Buffalo, NY is well-known for their chicken wings and the geological wonder of Niagara Falls, but what else is there to learn about in the community? To answer this question, Noemi Waight and Sarah Robert, associate professors from the Department of Learning and Instruction are collaborating on a project, “Preservice Teachers Biking to 'uncover' Science and Social Studies in their Buffalo Communities.”
Science and social studies students aspiring to become teachers are pushed to learn outside of the classroom, as they are taught to engage in local context-specific scientific and social phenomena in their surrounding communities.
“Our goal as educators is to emphasize interdisciplinary science and social studies teaching and learning, which starts with the child, what they bring to the classroom and how their environment informs their knowledge,” Waight said. “It is not about telling our students but rather allowing them to experience it for themselves, and what better way to do that than by biking, a healthy and environmentally conscious approach.”
Preservice teachers can draw on different community resources to learn about the communities where they could potentially be teaching in the future. One instance is a biking trip through the West Side of Buffalo and onto Broderick Park and Unity Island where preservice teachers focused on scientific phenomena. For example, in the case of science, addressing the invasive species and also the restoration of the flora on Unity Island. Students also visited the Buffalo History museum to examine the history of Buffalo and learn about the Haudenosaunee, the first inhabitants of the Buffalo area.
“It is important for our students to learn about this history and thus understand the changing demographics and landscape for K-12 schooling in Western New York,” Waight said. “This project helps teachers and students become more active advocates of their community because they understand why they must protect their environment.”

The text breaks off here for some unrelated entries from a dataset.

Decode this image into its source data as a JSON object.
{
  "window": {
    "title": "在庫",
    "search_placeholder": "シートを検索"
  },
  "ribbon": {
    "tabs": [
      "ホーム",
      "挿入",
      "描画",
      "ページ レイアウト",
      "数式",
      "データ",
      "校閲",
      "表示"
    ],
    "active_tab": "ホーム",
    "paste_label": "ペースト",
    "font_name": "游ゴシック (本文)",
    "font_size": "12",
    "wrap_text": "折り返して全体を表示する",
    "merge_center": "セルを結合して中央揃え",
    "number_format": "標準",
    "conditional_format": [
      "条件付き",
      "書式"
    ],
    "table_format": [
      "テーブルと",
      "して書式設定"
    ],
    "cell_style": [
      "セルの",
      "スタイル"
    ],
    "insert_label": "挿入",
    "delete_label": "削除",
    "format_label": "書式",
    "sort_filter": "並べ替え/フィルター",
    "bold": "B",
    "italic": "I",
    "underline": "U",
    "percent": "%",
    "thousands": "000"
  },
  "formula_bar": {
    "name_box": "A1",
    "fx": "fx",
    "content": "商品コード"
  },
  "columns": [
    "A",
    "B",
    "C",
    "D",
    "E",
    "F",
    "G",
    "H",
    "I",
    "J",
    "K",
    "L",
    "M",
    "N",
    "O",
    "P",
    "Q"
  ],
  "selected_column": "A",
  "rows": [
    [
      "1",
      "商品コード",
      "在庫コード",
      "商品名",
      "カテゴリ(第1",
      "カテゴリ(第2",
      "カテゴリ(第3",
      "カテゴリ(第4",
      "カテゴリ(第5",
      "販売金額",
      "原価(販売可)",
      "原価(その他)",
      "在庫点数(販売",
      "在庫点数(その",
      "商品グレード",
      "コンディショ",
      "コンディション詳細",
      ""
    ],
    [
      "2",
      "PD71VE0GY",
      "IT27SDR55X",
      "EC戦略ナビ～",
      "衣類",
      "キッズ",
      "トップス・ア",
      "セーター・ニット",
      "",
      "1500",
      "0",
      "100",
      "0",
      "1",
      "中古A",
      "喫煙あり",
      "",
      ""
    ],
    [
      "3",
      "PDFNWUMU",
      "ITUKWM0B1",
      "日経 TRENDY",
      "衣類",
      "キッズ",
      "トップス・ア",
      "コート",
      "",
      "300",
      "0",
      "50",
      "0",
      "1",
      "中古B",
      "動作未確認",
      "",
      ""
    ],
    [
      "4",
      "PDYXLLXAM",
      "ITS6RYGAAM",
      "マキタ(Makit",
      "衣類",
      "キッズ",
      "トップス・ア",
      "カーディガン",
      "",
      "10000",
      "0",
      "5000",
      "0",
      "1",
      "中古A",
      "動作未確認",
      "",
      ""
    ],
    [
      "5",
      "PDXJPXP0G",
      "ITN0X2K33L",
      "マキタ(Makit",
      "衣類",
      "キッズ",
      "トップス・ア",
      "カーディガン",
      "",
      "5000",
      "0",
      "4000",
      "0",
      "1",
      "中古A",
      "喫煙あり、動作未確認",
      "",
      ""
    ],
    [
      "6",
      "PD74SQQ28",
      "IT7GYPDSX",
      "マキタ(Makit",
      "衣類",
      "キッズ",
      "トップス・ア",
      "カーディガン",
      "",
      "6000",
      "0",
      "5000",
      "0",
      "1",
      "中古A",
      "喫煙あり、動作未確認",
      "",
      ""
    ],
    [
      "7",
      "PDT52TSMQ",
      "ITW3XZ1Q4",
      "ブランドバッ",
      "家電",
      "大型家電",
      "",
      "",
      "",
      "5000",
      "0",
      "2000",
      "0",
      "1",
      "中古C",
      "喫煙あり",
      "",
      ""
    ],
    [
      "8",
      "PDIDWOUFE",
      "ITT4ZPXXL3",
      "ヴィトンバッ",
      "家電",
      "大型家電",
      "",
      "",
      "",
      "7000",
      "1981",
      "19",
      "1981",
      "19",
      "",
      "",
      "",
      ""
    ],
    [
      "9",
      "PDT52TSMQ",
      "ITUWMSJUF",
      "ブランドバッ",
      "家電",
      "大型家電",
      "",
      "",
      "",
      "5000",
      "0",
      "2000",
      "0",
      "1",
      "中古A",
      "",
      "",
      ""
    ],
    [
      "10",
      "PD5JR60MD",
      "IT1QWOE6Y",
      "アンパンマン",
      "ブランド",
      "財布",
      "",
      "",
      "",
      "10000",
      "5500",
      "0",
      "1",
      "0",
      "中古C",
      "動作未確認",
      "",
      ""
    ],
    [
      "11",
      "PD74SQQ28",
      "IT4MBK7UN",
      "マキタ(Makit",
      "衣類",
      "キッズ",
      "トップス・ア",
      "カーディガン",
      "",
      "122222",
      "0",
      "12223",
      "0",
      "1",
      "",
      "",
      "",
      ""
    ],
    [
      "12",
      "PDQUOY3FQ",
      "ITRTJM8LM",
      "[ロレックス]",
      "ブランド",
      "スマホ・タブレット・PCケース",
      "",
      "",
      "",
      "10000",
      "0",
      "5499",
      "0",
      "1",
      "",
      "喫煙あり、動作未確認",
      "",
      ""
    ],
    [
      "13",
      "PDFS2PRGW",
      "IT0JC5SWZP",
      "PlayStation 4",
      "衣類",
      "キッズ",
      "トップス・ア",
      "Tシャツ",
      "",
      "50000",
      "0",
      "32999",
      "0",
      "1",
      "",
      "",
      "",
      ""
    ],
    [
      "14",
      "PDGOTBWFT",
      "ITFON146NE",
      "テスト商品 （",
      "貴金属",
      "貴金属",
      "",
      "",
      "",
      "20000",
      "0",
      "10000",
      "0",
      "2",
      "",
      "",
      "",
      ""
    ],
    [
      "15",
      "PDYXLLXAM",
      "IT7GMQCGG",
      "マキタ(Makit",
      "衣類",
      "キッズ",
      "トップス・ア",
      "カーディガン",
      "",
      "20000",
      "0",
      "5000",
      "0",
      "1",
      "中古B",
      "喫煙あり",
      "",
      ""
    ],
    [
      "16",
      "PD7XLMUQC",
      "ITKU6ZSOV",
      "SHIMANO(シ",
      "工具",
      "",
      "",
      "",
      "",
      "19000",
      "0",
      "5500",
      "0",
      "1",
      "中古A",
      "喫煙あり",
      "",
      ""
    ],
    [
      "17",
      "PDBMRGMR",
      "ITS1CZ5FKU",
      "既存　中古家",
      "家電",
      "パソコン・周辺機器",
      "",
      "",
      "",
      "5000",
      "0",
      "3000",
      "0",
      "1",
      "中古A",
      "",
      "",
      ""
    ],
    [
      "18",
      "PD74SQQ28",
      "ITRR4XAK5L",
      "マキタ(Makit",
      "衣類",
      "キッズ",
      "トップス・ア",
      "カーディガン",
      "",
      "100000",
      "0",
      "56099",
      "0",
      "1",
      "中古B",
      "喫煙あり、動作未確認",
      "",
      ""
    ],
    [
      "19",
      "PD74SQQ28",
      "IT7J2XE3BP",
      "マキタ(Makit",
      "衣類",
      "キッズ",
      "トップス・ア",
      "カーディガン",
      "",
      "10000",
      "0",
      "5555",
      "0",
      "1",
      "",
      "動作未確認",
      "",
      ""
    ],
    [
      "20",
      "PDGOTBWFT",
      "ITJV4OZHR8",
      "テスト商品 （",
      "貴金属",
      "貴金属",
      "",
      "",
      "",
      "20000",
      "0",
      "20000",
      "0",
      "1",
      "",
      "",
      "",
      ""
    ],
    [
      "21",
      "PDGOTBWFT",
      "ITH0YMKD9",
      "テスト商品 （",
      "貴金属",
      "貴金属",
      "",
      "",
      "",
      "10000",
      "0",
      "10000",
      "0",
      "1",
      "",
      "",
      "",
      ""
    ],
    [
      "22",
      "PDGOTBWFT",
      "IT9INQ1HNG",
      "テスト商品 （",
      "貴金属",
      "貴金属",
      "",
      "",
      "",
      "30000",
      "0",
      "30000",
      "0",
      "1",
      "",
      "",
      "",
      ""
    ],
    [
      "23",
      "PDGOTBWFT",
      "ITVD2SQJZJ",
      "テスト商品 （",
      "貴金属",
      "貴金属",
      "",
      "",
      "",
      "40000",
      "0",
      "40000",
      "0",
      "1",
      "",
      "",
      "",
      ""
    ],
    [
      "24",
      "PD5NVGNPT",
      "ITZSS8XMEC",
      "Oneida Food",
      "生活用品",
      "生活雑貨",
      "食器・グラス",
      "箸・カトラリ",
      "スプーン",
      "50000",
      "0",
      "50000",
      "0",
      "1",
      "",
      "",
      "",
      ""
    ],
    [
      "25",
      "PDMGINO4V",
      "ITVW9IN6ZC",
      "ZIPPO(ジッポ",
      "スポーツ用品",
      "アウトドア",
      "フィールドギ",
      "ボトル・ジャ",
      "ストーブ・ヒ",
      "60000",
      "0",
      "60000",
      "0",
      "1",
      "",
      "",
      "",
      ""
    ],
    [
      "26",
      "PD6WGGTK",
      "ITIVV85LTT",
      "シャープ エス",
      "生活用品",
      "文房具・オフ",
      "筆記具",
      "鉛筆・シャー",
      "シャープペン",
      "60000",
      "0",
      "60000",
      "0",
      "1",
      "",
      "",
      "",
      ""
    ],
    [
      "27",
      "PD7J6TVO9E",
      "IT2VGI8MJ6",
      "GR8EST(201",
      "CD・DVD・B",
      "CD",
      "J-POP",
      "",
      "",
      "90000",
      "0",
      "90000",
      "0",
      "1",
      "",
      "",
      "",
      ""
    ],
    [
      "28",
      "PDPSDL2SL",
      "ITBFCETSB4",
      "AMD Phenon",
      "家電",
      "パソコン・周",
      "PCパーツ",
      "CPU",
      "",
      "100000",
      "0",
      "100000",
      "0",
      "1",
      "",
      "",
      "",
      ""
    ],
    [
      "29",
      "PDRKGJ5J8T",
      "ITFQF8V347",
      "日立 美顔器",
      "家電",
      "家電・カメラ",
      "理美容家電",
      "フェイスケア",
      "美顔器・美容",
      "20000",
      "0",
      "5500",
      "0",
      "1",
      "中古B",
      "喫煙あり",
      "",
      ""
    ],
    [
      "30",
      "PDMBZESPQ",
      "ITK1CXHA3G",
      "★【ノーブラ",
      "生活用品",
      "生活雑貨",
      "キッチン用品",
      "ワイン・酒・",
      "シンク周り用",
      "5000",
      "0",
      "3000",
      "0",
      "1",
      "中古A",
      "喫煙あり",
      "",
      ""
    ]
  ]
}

Waight and Robert enjoy biking and exploring the community so much that they decided to start this project that introduces aspiring teachers to the main aspects of Buffalo. “In my case, I am not from Buffalo and one of the ways I learned about my community is through biking, which is a very healthy way to explore and offer an opportunity to cover more distance,” Waight said. Students noted they learned a lot from this experience and a few expressed they had never spent time on the West Side in their reflections.